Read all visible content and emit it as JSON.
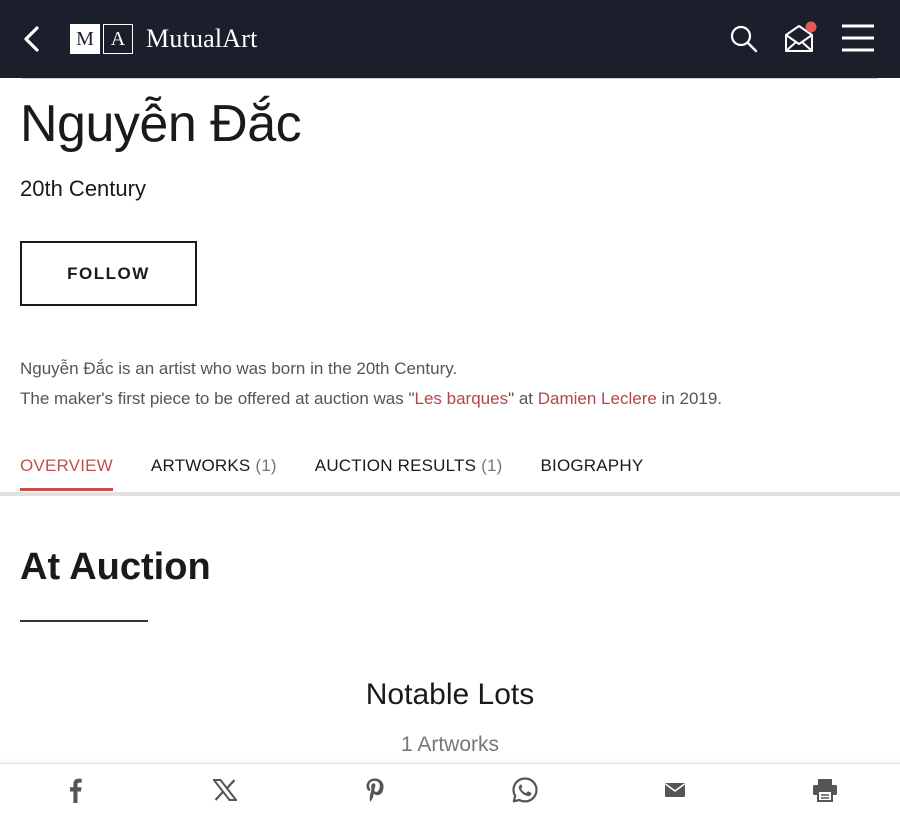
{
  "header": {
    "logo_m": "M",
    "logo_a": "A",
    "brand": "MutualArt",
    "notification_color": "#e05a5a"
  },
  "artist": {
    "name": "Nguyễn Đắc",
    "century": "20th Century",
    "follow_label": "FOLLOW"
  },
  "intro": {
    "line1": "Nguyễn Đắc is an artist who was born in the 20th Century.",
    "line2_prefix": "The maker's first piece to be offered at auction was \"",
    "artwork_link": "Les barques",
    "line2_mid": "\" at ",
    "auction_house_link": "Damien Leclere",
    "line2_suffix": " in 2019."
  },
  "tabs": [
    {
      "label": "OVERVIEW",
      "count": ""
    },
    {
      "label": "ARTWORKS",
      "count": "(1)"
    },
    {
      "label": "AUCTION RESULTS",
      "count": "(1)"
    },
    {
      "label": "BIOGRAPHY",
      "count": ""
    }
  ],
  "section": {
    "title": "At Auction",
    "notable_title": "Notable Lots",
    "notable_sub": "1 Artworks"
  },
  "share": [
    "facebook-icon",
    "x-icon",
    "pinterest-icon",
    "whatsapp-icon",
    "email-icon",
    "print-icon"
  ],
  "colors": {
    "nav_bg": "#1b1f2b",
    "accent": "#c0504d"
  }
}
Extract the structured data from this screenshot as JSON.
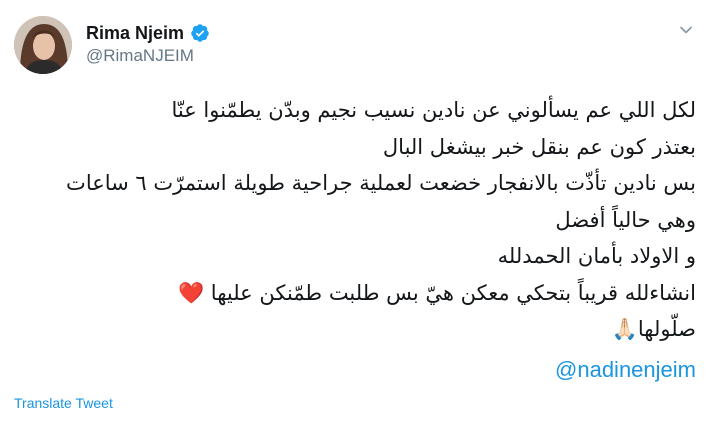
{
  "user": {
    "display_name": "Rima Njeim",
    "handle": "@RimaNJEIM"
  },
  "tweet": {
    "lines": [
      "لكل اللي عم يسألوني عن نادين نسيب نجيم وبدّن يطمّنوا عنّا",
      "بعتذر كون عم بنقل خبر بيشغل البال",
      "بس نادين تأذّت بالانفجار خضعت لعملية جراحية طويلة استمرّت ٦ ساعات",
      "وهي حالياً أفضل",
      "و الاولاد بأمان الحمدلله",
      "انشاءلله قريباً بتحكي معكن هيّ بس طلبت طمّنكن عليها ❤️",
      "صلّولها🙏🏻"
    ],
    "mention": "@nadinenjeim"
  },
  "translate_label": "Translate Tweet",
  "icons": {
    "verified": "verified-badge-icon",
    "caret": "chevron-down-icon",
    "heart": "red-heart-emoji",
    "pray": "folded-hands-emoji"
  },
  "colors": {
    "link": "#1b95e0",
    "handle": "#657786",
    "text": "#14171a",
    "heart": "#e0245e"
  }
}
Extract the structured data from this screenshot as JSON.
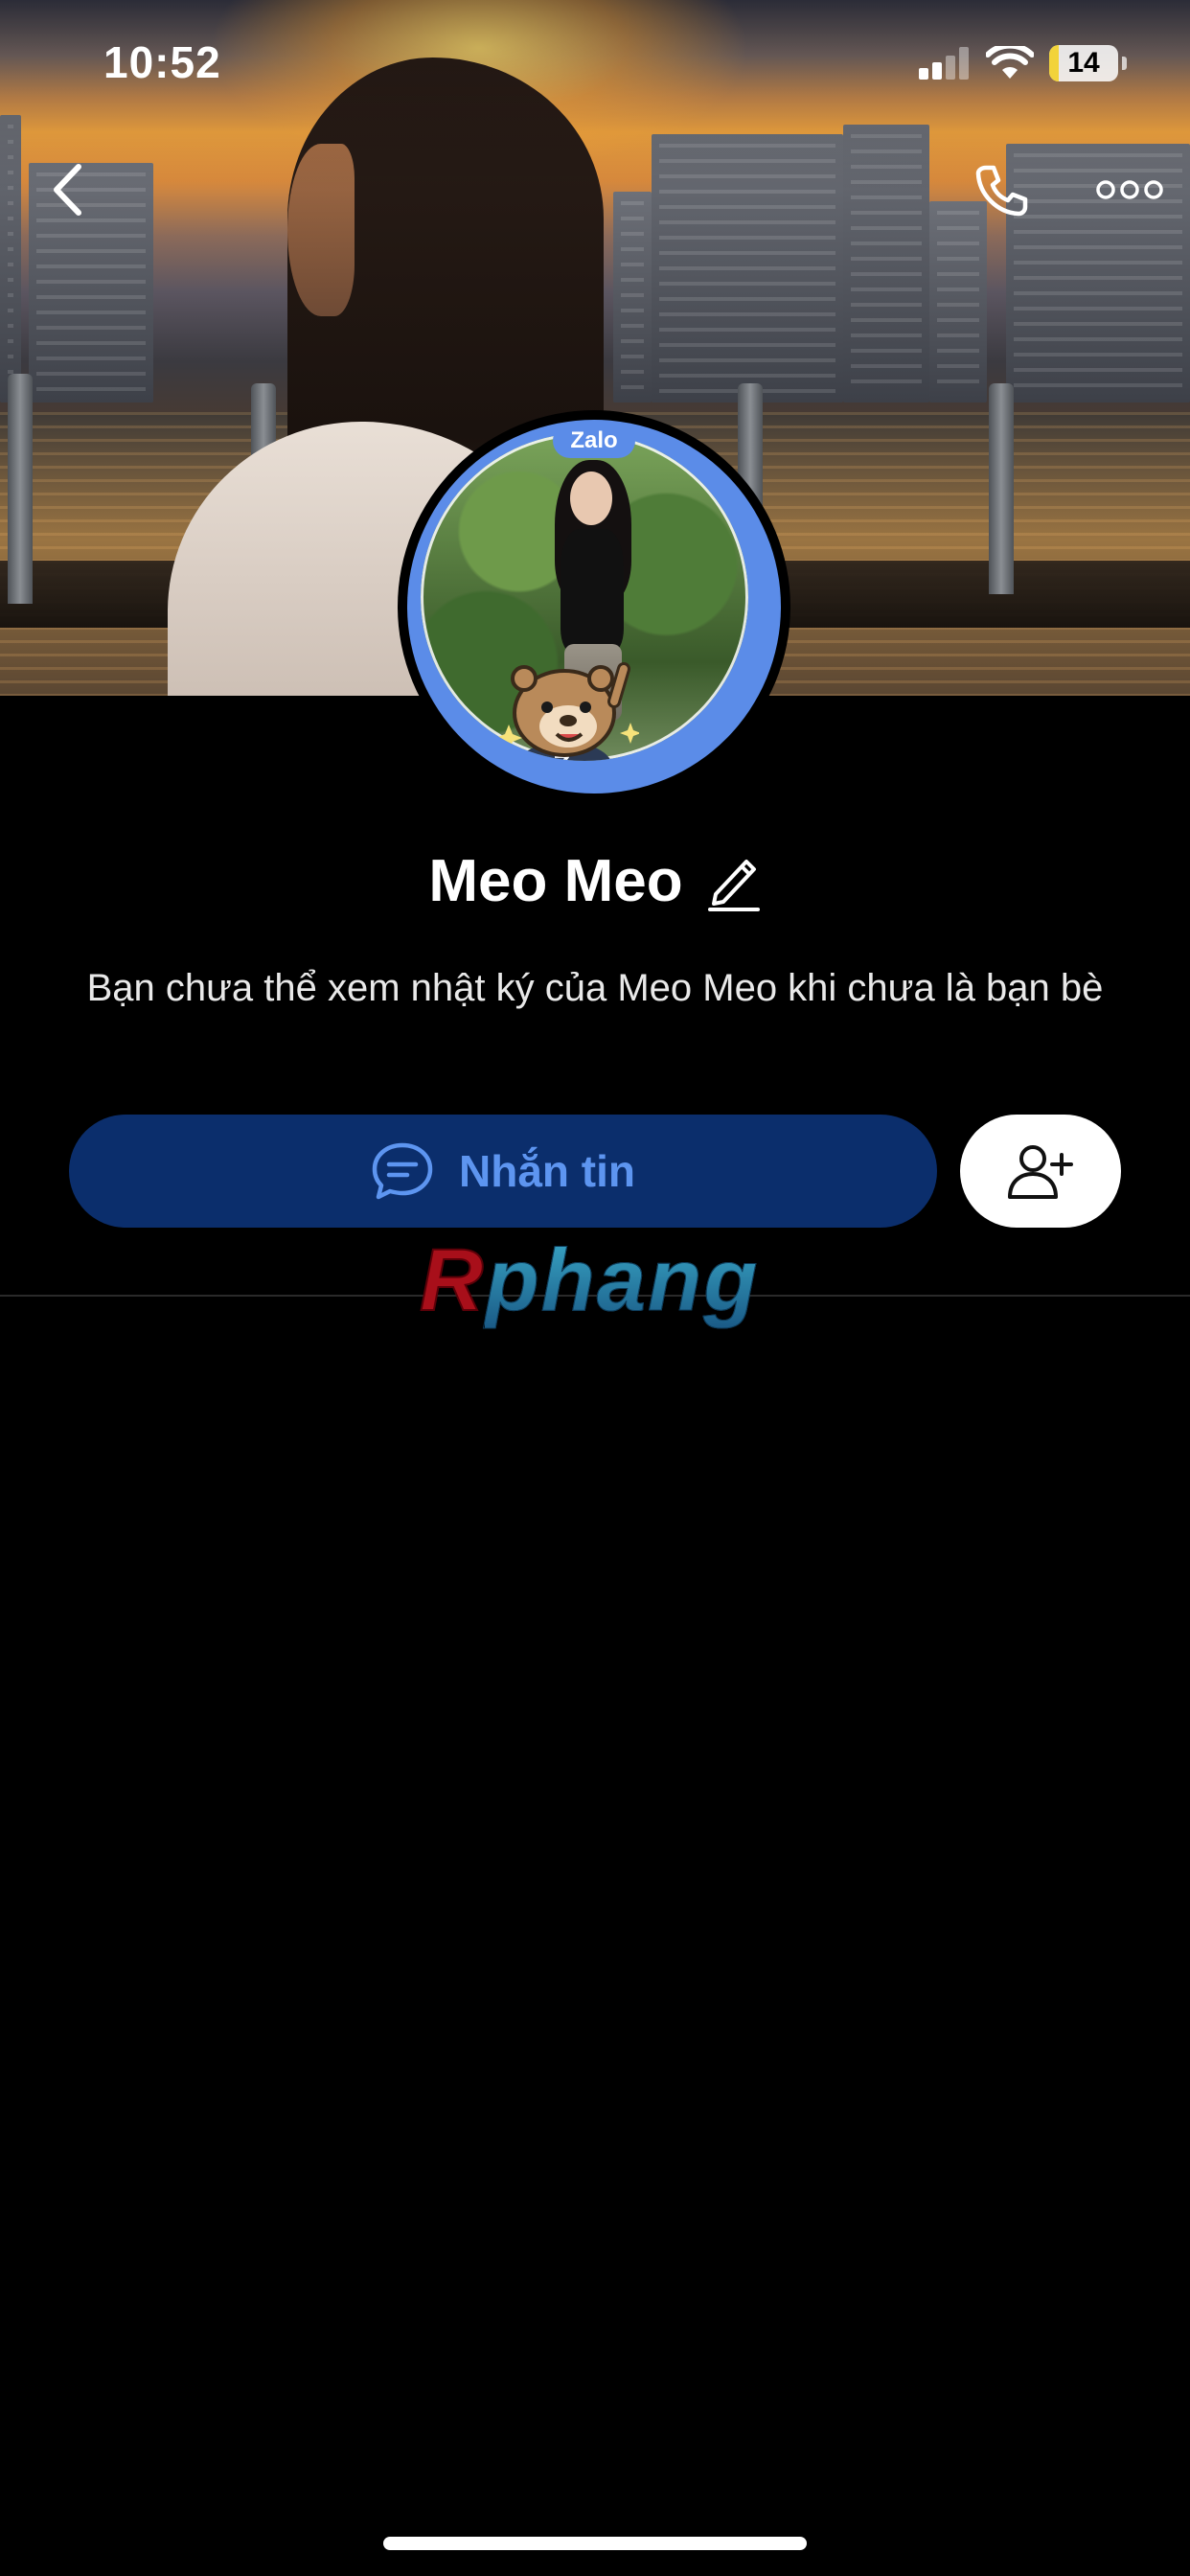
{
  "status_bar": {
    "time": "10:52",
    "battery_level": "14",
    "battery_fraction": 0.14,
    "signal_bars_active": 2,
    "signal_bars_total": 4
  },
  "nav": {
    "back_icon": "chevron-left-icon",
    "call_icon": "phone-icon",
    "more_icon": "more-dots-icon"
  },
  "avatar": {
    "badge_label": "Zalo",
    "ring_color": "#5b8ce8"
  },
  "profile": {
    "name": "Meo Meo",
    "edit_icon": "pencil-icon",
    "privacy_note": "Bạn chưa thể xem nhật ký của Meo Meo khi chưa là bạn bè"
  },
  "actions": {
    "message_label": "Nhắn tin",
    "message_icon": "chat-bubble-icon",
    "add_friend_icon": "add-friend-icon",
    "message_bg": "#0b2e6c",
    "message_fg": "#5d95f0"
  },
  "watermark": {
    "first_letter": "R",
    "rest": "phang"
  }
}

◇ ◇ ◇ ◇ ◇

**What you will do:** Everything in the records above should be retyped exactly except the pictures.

**Answer area:**
Read all visible content and emit it as JSON.
{
  "header": {
    "logo_m": "M",
    "logo_a": "A",
    "brand": "MutualArt",
    "notification_color": "#e05a5a"
  },
  "artist": {
    "name": "Nguyễn Đắc",
    "century": "20th Century",
    "follow_label": "FOLLOW"
  },
  "intro": {
    "line1": "Nguyễn Đắc is an artist who was born in the 20th Century.",
    "line2_prefix": "The maker's first piece to be offered at auction was \"",
    "artwork_link": "Les barques",
    "line2_mid": "\" at ",
    "auction_house_link": "Damien Leclere",
    "line2_suffix": " in 2019."
  },
  "tabs": [
    {
      "label": "OVERVIEW",
      "count": ""
    },
    {
      "label": "ARTWORKS",
      "count": "(1)"
    },
    {
      "label": "AUCTION RESULTS",
      "count": "(1)"
    },
    {
      "label": "BIOGRAPHY",
      "count": ""
    }
  ],
  "section": {
    "title": "At Auction",
    "notable_title": "Notable Lots",
    "notable_sub": "1 Artworks"
  },
  "share": [
    "facebook-icon",
    "x-icon",
    "pinterest-icon",
    "whatsapp-icon",
    "email-icon",
    "print-icon"
  ],
  "colors": {
    "nav_bg": "#1b1f2b",
    "accent": "#c0504d"
  }
}
Extract the structured data from this screenshot as JSON.
{
  "user": {
    "display_name": "Rima Njeim",
    "handle": "@RimaNJEIM"
  },
  "tweet": {
    "lines": [
      "لكل اللي عم يسألوني عن نادين نسيب نجيم وبدّن يطمّنوا عنّا",
      "بعتذر كون عم بنقل خبر بيشغل البال",
      "بس نادين تأذّت بالانفجار خضعت لعملية جراحية طويلة استمرّت ٦ ساعات",
      "وهي حالياً أفضل",
      "و الاولاد بأمان الحمدلله",
      "انشاءلله قريباً بتحكي معكن هيّ بس طلبت طمّنكن عليها ❤️",
      "صلّولها🙏🏻"
    ],
    "mention": "@nadinenjeim"
  },
  "translate_label": "Translate Tweet",
  "icons": {
    "verified": "verified-badge-icon",
    "caret": "chevron-down-icon",
    "heart": "red-heart-emoji",
    "pray": "folded-hands-emoji"
  },
  "colors": {
    "link": "#1b95e0",
    "handle": "#657786",
    "text": "#14171a",
    "heart": "#e0245e"
  }
}
Extract the structured data from this screenshot as JSON.
{
  "status_bar": {
    "time": "10:52",
    "battery_level": "14",
    "battery_fraction": 0.14,
    "signal_bars_active": 2,
    "signal_bars_total": 4
  },
  "nav": {
    "back_icon": "chevron-left-icon",
    "call_icon": "phone-icon",
    "more_icon": "more-dots-icon"
  },
  "avatar": {
    "badge_label": "Zalo",
    "ring_color": "#5b8ce8"
  },
  "profile": {
    "name": "Meo Meo",
    "edit_icon": "pencil-icon",
    "privacy_note": "Bạn chưa thể xem nhật ký của Meo Meo khi chưa là bạn bè"
  },
  "actions": {
    "message_label": "Nhắn tin",
    "message_icon": "chat-bubble-icon",
    "add_friend_icon": "add-friend-icon",
    "message_bg": "#0b2e6c",
    "message_fg": "#5d95f0"
  },
  "watermark": {
    "first_letter": "R",
    "rest": "phang"
  }
}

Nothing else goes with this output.